This modification of New York Minute Dress for Girls is probably one of our favorites simply because of the cozy factor, and you can play around with some cute fabric for the lining! This scrunch neck will keep kids’ necks super warm and comfortable, and the bonus is that this hack is incredibly simple and fast to make. We do recommend making a practice neck piece first to ensure it fits properly over your child’s head and is the desired length.
The striped fabric is Raspberry Creek Fabric’s Club French Terry and lined with polar fleece. This French terry has plenty of 4-way stretch and excellent recovery, and the polar fleece lining gives it a bit of structure and that added warmth that’s perfect for colder weather.
This scrunch neck is made with micro fleece from Joann’s, and Cali Fabrics’ hot pink polar fleece. It has a beautiful scrunch even with both layers being fleece. Talk about warm and cozy!
Creating Our Scrunch Neck
First, place your front and back dress pattern pieces together, lining up center fold lines. You will want to measure the neckline from shoulder point to shoulder point, shown below in pink.

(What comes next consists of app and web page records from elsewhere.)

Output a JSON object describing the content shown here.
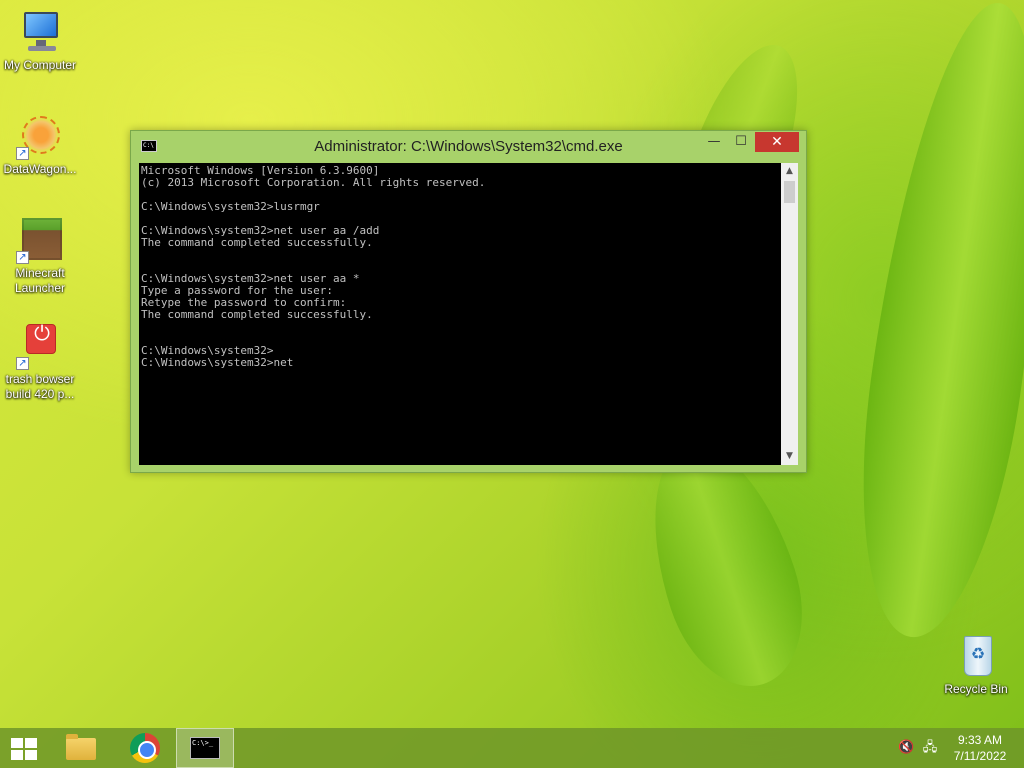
{
  "desktop": {
    "icons": [
      {
        "label": "My Computer",
        "icon": "computer-icon"
      },
      {
        "label": "DataWagon...",
        "icon": "datawagon-icon"
      },
      {
        "label": "Minecraft\nLauncher",
        "icon": "minecraft-icon"
      },
      {
        "label": "trash bowser\nbuild 420 p...",
        "icon": "trash-bowser-icon"
      },
      {
        "label": "Recycle Bin",
        "icon": "recycle-bin-icon"
      }
    ]
  },
  "window": {
    "title": "Administrator: C:\\Windows\\System32\\cmd.exe",
    "icon_glyph": "C:\\",
    "minimize": "—",
    "maximize": "☐",
    "close": "✕",
    "console_lines": [
      "Microsoft Windows [Version 6.3.9600]",
      "(c) 2013 Microsoft Corporation. All rights reserved.",
      "",
      "C:\\Windows\\system32>lusrmgr",
      "",
      "C:\\Windows\\system32>net user aa /add",
      "The command completed successfully.",
      "",
      "",
      "C:\\Windows\\system32>net user aa *",
      "Type a password for the user:",
      "Retype the password to confirm:",
      "The command completed successfully.",
      "",
      "",
      "C:\\Windows\\system32>",
      "C:\\Windows\\system32>net"
    ],
    "scroll_up": "▲",
    "scroll_down": "▼"
  },
  "taskbar": {
    "cmd_glyph": "C:\\>_",
    "tray": {
      "volume_icon": "🔇",
      "network_icon": "🖧"
    },
    "clock": {
      "time": "9:33 AM",
      "date": "7/11/2022"
    }
  }
}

Take this measurement and double it, then add 1″ ([length of neckline x 2] + 1″ seam allowance = your neck width). This will be the width of your neck piece. The length is really up to you, as you can make it short and simple, or you can make it long and scrunchy. We chose a scrunchy neck with cozy folds, so our final main neck piece measures 5″ long X 16.5″ wide for a size 4 dress.
If you are making this in the smaller sizes, keep in mind you don’t want the scrunchy neck to cover their faces, so keep it shorter. You will be able to try it on them before attaching it to your dress, so you can always make changes if you need to, especially if it only needs to be shortened.
Alright, so from your fabric, you will cut a neck main and neck lining piece.
Take your main piece and fold it right sides together, matching short raw edges. Sew this seam using a 1/2″ seam allowance. Repeat with your lining piece.
Turn your lining piece right side out, and slide it into your neck main piece so right sides are facing, and match up the top neckline and back seam.
Sew this seam using a 1/2″ seam allowance.
Pull open, and with wrong side facing you, press your neckline seam well, using a pressing cloth so you don’t melt your fleece.
Turn your neck piece right side out and press using your pressing cloth.
Now is the time to try it on your child to make sure you like the fit. It might be just a bit snug pulling over their heads because it is something of a “turtle neck”, but it shouldn’t be uncomfortable. Also keep in mind the length, especially for the smaller sizes. If it seems too long, simply shorten the bottom raw edges of the neck main and lining pieces until you get your desired length.
Sewing Our Scrunch Neck
Yesterday we completed through step 3 of the New York Minute pattern, sewing the shoulder seams. Now we’re moving on to step 4, finishing the neck. We’re doing it a bit differently if you’re adding the scrunch neck though. First, turn your dress wrong side out and your scrunch neck piece right side out.
Slide your neck piece inside the dress so right sides and raw edges are together, matching the center back of your dress with the neck seam. Also match your center front seam, and divide the other points in half too, so everything matches up. You shouldn’t have to stretch the neck piece at all while sewing in place as everything should match up evenly.
Sew this seam using a 3/8″ seam allowance.
Turn right side out and marvel at the coziness!
Our final version includes inset pockets and a ribbing hemline. The microfleece offers more drape as it’s a lighter weight fleece, yet it’s plenty warm on colder days.
If you find the scrunch neck to be too tight using the above method, you may have to widen the neckline on your pattern piece and make your neck piece wider. You can do this by lowering the front dress neckline up to an 1″, and lower the back a 1/4″, then blend to the shoulder seams (don’t remove anything from the shoulder width). Always make a practice version before you cut into your special fabric when making changes like this to a pattern. Once you have widened the neckline, go back to the beginning of this tutorial to derive the measurements for your new neck piece.
Now finish through to step 5 on page 12 of the pattern to add your sleeves.